From this point forward, Xue Mo wrote extensively, in a variety of literary forms including novels, poems, and philosophical essays. His work investigated the themes of love, freedom, life and death, and humans’ relationship with nature. It has enjoyed extensive Chinese media coverage, received critical acclaim and is regularly identified as seminal literature from China’s western provinces. Xue Mo’s writing is credited as presenting an alternative, spiritual lifestyle for people today.

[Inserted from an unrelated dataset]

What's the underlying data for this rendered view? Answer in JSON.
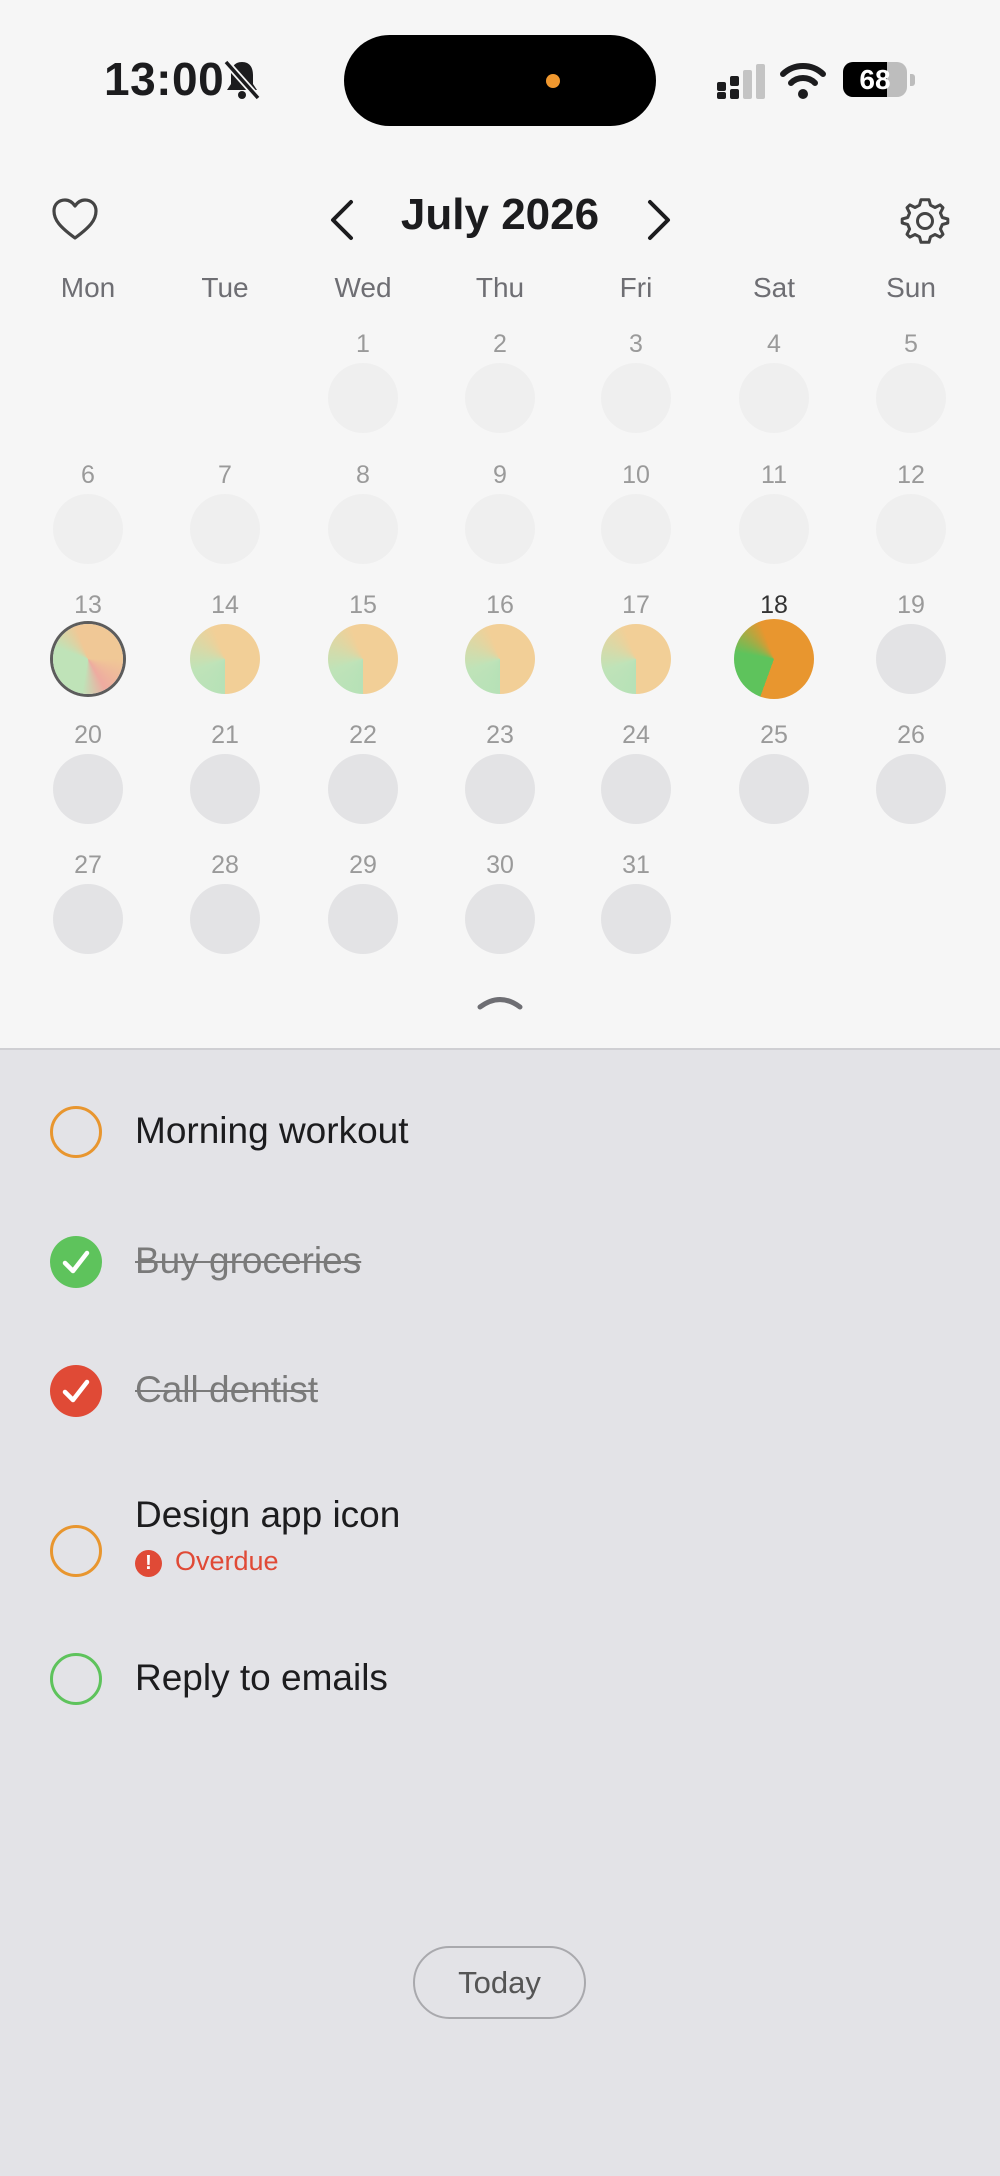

Xue Mo’s best known work is his Desert Trilogy. He dedicated 12 years to writing “Desert Rites”, the first novel in the series. It depicts the life of a typical rural family in China’s western provinces during the second half of the twentieth century. After it was published in 2000, Xue Mo became famous overnight. Following the critical and commercial success of “Desert Rites”, Xue Mo wrote “Desert Hunters”, a multi-character fable set around a watering hole known as the ‘Pig’s Belly Well’. The novel examines the conflict between humans and nature in their struggle for survival. The final novel in the trilogy, “White Tiger Pass”, explores the cultural psychology of people living in western China, and focuses around the lives of three women, Lan Lan, Ying and Yue – characters also encountered in his short story collection, “Selected Stories by Xue Mo”.
Xue Mo has been nominated three times for the Mao Dun Literature Prize. He won the Dunhuang Literature and Art Award six times in succession, and gained further recognition winning the Feng Mu Literature Prize and the Red Eagle Literature Prize for Chinese Writers. In 2015 the author’s name was recognized as one of the ten leading brands in China thanks to his influence in the field of cultural studies. His books have been published around the world and translated into over 20 languages. Titles available in English are: Desert Rites, Desert Hunters, Curses of Xixia Dynasty, The Holy Monk and the Spirit Woman, The World is A Reflection of the Mind, The Essence of Mahamudra,Epic SuoSalangand Love letters From the Goddess.
“Selected Stories by Xue Mo” has been translated into more than fifteen languages, and the Guardian newspaper selected and published one story in the anthology - "Old Man Xinjiang" – in their collection of five top short stories from contemporary China.